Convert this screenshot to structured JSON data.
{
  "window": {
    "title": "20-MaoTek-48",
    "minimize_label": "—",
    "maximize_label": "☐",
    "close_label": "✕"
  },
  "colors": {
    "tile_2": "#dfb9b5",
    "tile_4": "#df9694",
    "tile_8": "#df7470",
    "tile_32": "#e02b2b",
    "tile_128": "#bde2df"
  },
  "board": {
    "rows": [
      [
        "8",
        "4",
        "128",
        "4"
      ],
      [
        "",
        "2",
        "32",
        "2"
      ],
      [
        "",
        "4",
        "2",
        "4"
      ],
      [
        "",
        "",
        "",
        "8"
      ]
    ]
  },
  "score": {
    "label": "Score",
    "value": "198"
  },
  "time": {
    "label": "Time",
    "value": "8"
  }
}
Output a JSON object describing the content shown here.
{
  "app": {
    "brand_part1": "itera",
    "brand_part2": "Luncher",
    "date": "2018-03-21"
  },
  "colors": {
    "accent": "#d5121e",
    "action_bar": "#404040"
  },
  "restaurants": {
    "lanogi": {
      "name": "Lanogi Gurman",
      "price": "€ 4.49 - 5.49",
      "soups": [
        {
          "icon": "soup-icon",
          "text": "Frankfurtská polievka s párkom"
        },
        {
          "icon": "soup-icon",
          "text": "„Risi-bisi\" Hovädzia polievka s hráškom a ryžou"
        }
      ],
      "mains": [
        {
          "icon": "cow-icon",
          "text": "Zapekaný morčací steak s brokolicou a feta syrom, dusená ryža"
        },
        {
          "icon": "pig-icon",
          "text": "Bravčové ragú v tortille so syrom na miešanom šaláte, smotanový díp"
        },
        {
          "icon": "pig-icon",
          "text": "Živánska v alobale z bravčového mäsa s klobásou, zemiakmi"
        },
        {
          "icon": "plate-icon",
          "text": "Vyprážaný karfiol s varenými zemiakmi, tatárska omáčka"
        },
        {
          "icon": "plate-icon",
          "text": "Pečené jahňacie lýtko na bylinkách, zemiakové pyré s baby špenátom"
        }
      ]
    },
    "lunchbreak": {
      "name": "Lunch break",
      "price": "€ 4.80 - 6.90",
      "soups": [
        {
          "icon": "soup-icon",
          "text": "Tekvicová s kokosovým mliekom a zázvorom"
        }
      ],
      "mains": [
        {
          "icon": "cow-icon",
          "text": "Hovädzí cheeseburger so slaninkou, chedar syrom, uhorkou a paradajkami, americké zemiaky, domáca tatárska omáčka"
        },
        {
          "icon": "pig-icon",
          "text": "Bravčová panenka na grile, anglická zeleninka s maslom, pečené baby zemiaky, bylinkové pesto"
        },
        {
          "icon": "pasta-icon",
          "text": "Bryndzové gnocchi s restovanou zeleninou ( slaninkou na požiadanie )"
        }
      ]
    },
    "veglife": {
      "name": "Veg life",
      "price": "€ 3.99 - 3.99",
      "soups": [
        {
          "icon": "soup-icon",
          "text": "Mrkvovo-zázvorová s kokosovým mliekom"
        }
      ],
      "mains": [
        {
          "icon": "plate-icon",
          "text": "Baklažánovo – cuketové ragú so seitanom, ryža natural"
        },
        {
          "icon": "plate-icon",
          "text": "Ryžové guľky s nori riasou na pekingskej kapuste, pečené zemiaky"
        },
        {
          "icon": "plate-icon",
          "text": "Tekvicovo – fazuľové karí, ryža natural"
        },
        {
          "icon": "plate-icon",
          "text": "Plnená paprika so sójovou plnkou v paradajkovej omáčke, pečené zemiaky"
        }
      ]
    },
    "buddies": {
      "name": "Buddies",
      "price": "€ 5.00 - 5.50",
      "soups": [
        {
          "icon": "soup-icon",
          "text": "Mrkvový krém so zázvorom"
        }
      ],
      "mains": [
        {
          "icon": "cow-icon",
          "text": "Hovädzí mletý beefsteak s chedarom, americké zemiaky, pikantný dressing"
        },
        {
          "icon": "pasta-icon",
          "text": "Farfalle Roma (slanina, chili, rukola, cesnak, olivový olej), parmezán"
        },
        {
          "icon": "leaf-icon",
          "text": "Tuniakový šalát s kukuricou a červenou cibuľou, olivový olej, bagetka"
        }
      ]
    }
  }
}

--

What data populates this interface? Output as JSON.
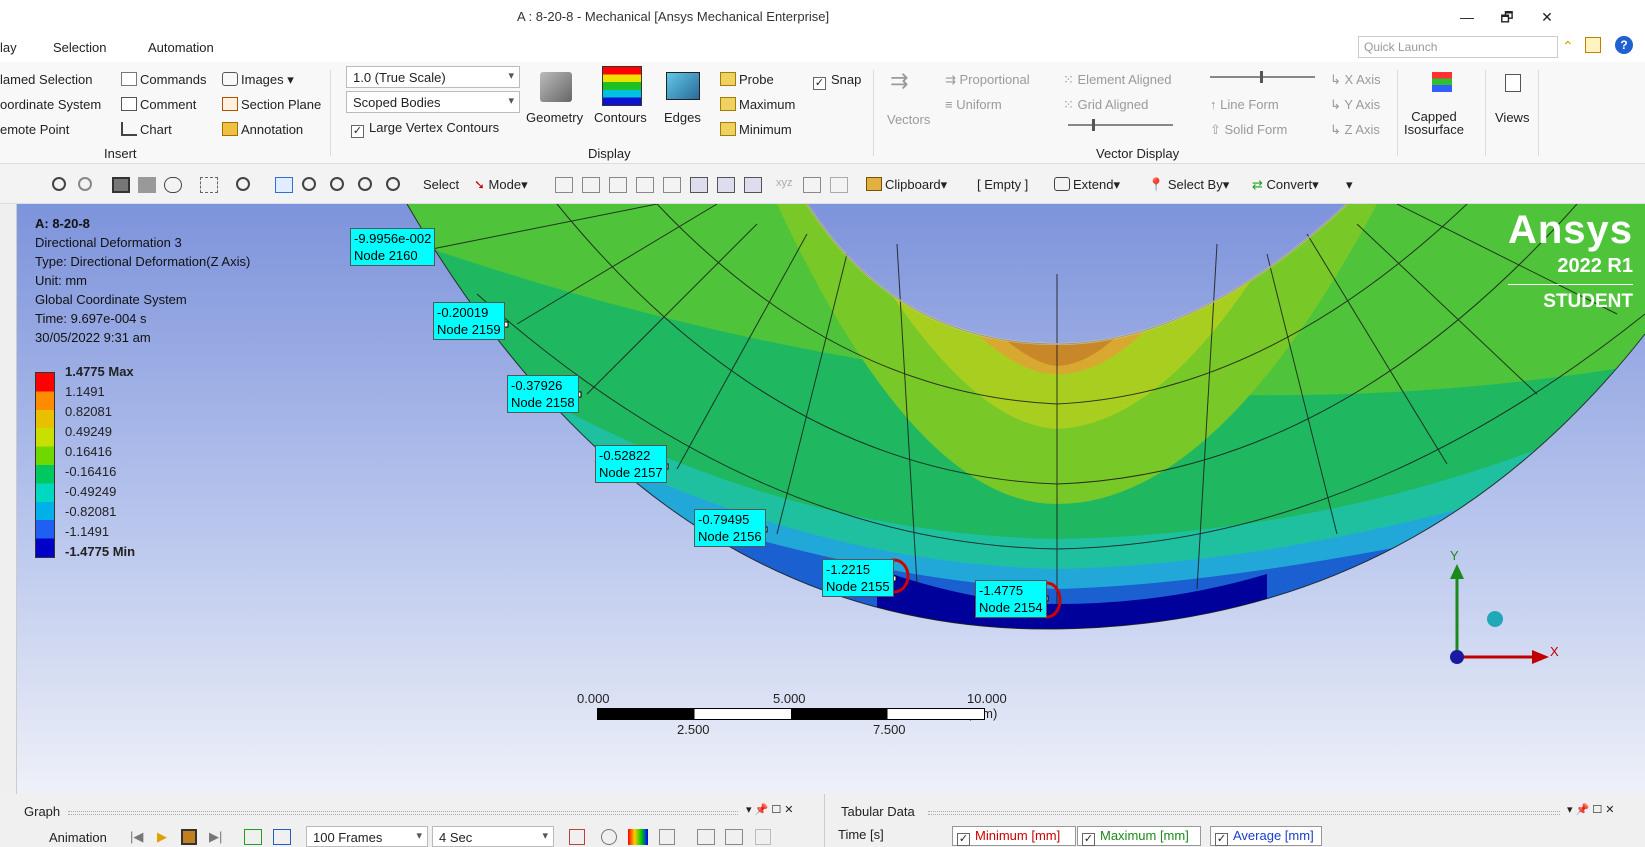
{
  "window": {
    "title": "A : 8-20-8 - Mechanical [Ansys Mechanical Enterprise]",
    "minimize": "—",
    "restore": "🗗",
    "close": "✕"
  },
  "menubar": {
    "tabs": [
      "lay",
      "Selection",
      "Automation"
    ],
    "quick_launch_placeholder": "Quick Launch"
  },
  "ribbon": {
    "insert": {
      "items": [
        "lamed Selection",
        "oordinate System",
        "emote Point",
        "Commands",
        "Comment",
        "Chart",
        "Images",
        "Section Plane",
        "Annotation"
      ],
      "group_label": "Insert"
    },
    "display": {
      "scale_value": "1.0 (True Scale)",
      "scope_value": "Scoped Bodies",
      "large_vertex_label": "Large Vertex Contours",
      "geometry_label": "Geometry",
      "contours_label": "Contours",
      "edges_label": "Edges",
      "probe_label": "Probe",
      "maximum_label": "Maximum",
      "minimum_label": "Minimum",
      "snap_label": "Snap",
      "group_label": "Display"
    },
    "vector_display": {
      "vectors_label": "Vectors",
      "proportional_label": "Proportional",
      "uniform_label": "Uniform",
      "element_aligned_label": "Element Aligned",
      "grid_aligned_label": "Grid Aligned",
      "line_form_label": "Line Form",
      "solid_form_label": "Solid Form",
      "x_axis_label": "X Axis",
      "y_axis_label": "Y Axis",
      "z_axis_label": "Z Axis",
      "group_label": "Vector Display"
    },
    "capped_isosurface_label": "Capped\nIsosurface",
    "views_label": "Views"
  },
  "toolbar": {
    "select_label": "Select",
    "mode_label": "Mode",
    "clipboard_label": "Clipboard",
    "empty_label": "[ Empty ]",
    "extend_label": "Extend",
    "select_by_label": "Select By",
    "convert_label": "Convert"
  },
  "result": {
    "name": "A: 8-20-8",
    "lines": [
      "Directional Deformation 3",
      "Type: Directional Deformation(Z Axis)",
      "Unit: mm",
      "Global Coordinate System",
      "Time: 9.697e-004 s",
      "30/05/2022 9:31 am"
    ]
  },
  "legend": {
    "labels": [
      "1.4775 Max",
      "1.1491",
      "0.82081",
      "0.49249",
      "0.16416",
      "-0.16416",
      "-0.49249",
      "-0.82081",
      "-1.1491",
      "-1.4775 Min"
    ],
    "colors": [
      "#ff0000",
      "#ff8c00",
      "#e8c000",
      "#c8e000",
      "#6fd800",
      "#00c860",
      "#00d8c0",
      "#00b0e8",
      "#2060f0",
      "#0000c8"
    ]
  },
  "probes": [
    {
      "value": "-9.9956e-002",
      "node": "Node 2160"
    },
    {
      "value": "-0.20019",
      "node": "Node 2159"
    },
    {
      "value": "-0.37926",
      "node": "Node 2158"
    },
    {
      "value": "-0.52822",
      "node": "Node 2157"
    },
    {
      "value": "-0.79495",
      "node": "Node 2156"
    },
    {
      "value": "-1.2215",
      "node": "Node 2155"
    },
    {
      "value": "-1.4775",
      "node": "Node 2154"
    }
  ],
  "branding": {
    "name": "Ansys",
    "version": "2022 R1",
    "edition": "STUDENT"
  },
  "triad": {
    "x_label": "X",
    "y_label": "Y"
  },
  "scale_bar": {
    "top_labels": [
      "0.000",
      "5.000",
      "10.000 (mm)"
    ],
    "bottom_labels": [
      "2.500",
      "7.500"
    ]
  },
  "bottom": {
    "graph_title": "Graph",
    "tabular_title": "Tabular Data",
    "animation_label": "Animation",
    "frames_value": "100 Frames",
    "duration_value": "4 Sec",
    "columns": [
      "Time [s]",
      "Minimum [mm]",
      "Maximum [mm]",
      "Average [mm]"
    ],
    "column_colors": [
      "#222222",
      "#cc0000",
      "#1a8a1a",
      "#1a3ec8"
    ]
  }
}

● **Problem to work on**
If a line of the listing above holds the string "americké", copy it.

● **Result of this task**
          "text": "Hovädzí cheeseburger so slaninkou, chedar syrom, uhorkou a paradajkami, americké zemiaky, domáca tatárska omáčka"
          "text": "Hovädzí mletý beefsteak s chedarom, americké zemiaky, pikantný dressing"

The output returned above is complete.